Plastic surgery to correct gynecomastia is technically called reduction mammaplasty, and reduces breast size, flattening and enhancing the chest contours. In severe cases of gynecomastia, the weight of excess breast tissue may cause the breasts to sag and stretch the areola (the dark skin surrounding the nipple). In these cases the position and size of the areola can be surgically improved and excess skin may be reduced.
Medications are administered for your comfort during the surgical procedure. The choices include intravenous sedation and general anesthesia. Your doctor will recommend the best choice for you.
In cases where gynecomastia is primarily the result of excess fatty tissue, liposuction techniques alone may be used. This requires insertion of a cannula, a thin hollow tube, through several small incisions. The cannula is moved back and forth in a controlled motion to loosen the excess fat, which is then removed from the body by vacuum suction. There are various liposuction techniques that may be used; the technique most appropriate in your case will be defined prior to your procedure.
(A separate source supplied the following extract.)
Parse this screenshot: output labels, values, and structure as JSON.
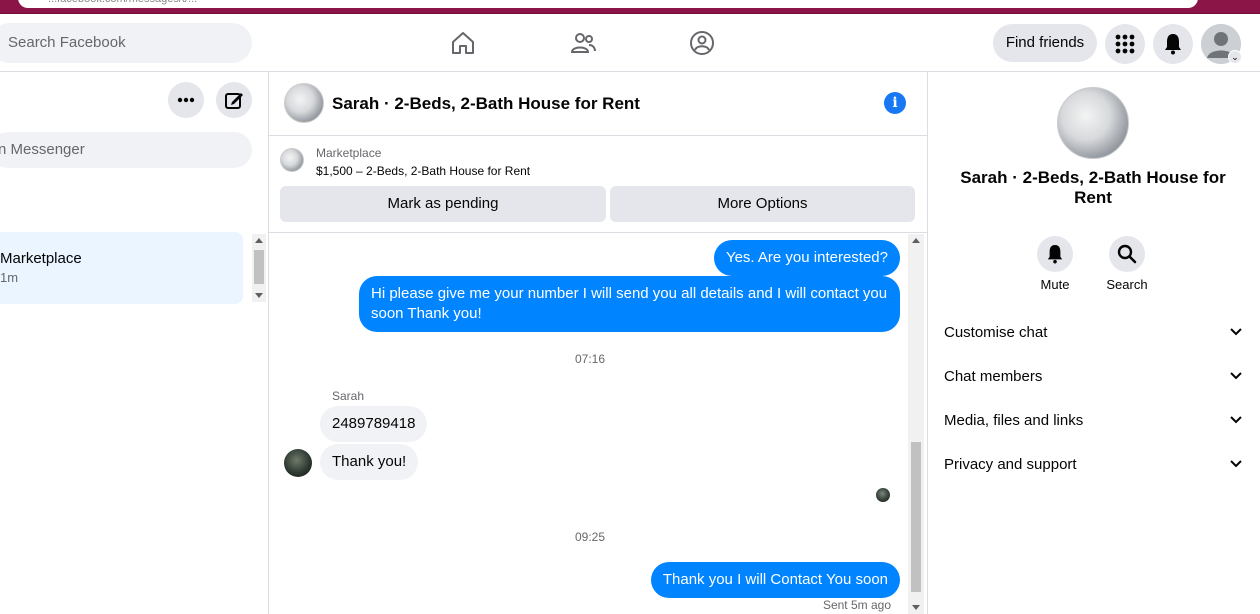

Excision techniques are recommended where glandular breast tissue or excess skin must be removed to correct gynecomastia. Excision also is necessary if the areola will be reduced, or the nipple repositioned to a more natural male contour. Incision patterns vary depending on the specific conditions and surgical preference.
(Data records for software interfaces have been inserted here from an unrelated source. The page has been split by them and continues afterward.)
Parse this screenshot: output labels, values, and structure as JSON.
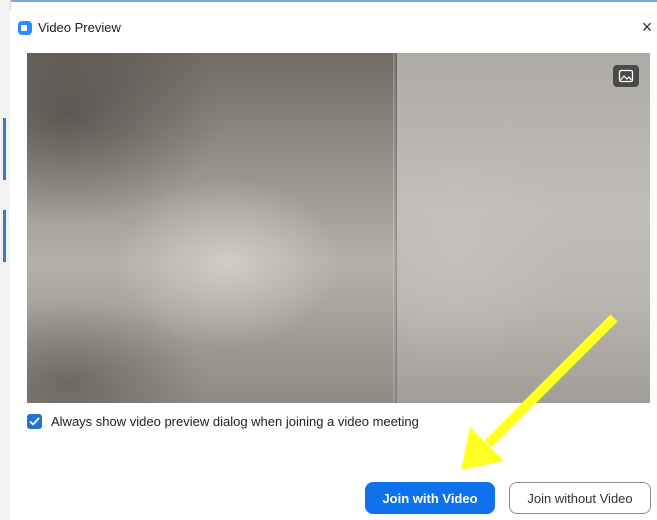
{
  "window": {
    "title": "Video Preview",
    "close_glyph": "×",
    "icon": "zoom-app-icon"
  },
  "video": {
    "background_button_icon": "image-icon"
  },
  "preview_option": {
    "checked": true,
    "label": "Always show video preview dialog when joining a video meeting"
  },
  "buttons": {
    "join_with_video": "Join with Video",
    "join_without_video": "Join without Video"
  },
  "annotation": {
    "type": "arrow",
    "color": "#ffff22",
    "points_to": "join-with-video-button"
  },
  "colors": {
    "primary": "#0e72ed",
    "checkbox": "#1f74d6"
  }
}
Will there be scars?
Any surgical treatment to correct gynecomastia will require incisions. While most incision lines are concealed within natural contours, some may be visible and are a necessary result of breast reduction surgery.
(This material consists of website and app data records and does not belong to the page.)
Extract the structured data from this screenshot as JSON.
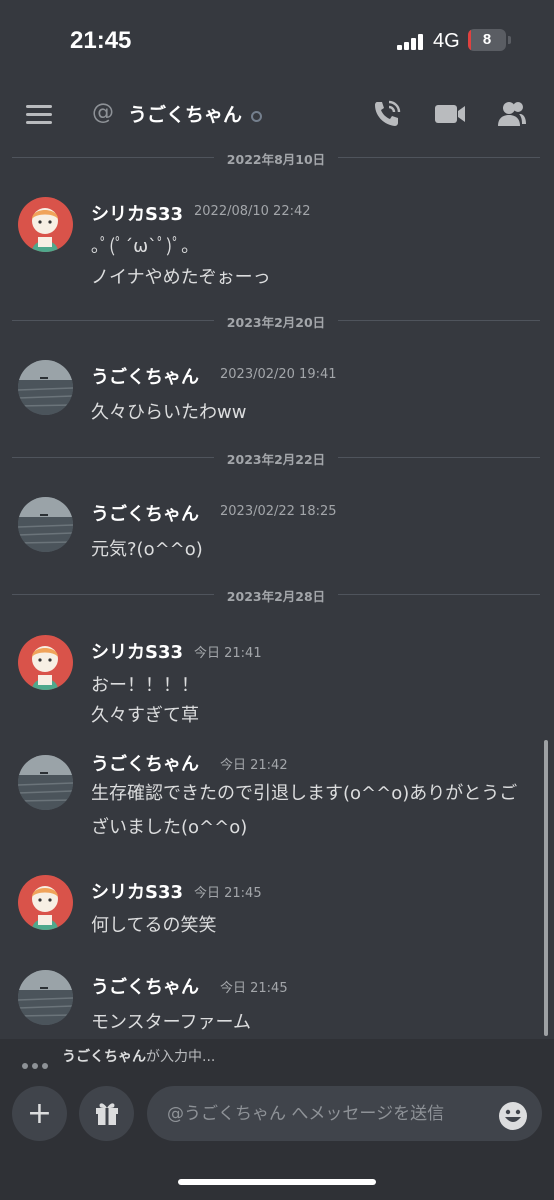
{
  "status_bar": {
    "time": "21:45",
    "network": "4G",
    "battery": "8",
    "battery_level": 0.08
  },
  "header": {
    "at_symbol": "@",
    "channel_name": "うごくちゃん",
    "icons": [
      "menu-icon",
      "phone-call-icon",
      "video-camera-icon",
      "members-icon"
    ]
  },
  "dividers": [
    "2022年8月10日",
    "2023年2月20日",
    "2023年2月22日",
    "2023年2月28日"
  ],
  "messages": [
    {
      "user": "シリカS33",
      "time": "2022/08/10 22:42",
      "lines": [
        "｡ﾟ(ﾟ´ω`ﾟ)ﾟ｡",
        "ノイナやめたぞぉーっ"
      ],
      "avatar": "illustrated-character-avatar"
    },
    {
      "user": "うごくちゃん",
      "time": "2023/02/20 19:41",
      "lines": [
        "久々ひらいたわww"
      ],
      "avatar": "sea-photo-avatar"
    },
    {
      "user": "うごくちゃん",
      "time": "2023/02/22 18:25",
      "lines": [
        "元気?(o^^o)"
      ],
      "avatar": "sea-photo-avatar"
    },
    {
      "user": "シリカS33",
      "time": "今日 21:41",
      "lines": [
        "おー！！！！",
        "久々すぎて草"
      ],
      "avatar": "illustrated-character-avatar"
    },
    {
      "user": "うごくちゃん",
      "time": "今日 21:42",
      "lines": [
        "生存確認できたので引退します(o^^o)ありがとうご",
        "ざいました(o^^o)"
      ],
      "avatar": "sea-photo-avatar"
    },
    {
      "user": "シリカS33",
      "time": "今日 21:45",
      "lines": [
        "何してるの笑笑"
      ],
      "avatar": "illustrated-character-avatar"
    },
    {
      "user": "うごくちゃん",
      "time": "今日 21:45",
      "lines": [
        "モンスターファーム"
      ],
      "avatar": "sea-photo-avatar"
    }
  ],
  "typing": {
    "user": "うごくちゃん",
    "suffix": "が入力中..."
  },
  "composer": {
    "placeholder": "@うごくちゃん へメッセージを送信",
    "plus_label": "+"
  },
  "colors": {
    "background": "#36393f",
    "composer_bg": "#2f3136",
    "input_bg": "#40444b",
    "text": "#dcddde",
    "muted": "#a3a6aa",
    "battery_low": "#e0413f"
  }
}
After Your Surgery
Whether you’ve had excision with a scalpel or liposuction, you will feel some discomfort for a few days after surgery. However, discomfort can be controlled with medications prescribed by your surgeon. In any case, you should arrange to have someone drive you home after surgery and to help you out for a day or two if needed.
You’ll be swollen and bruised for awhile–in fact, you may wonder if there’s been any improvement at all. To help reduce swelling, you’ll probably be instructed to wear an elastic pressure garment continuously for a week or two, and for a few weeks longer at night. Although the worst of your swelling will dissipate in the first few weeks, it may be three months or more before the final results of your surgery are apparent.
In the meantime, it is important to begin getting back to normal. You’ll be encouraged to begin walking around on the day of surgery, and can return to work when you feel well enough–which could be as early as a day or two after surgery. Any stitches will generally be removed about 1 to 2 weeks following the procedure.
Your surgeon may advise you to avoid sexual activity for a week or two, and heavy exercise for about three weeks. You’ll be told to stay away from any sport or job that risks a blow to the chest area for at least four weeks. In general, it will take about a month before you’re back to all of your normal activities.
You should also avoid exposing the resulting scars to the sun for at least six months. Sunlight can permanently affect the skin’s pigmentation, causing the scar to turn dark. If sun exposure is unavoidable, use a strong sunblock.
Your New Look
Gynecomastia surgery can enhance your appearance and self-confidence, but it won’t necessarily change your looks to match your ideal. Before you decide to have surgery, think carefully about your expectations and discuss them frankly with your plastic surgeon.
The results of the procedure are significant and permanent. If your expectations are realistic, chances are good that you’ll be very satisfied with your new look.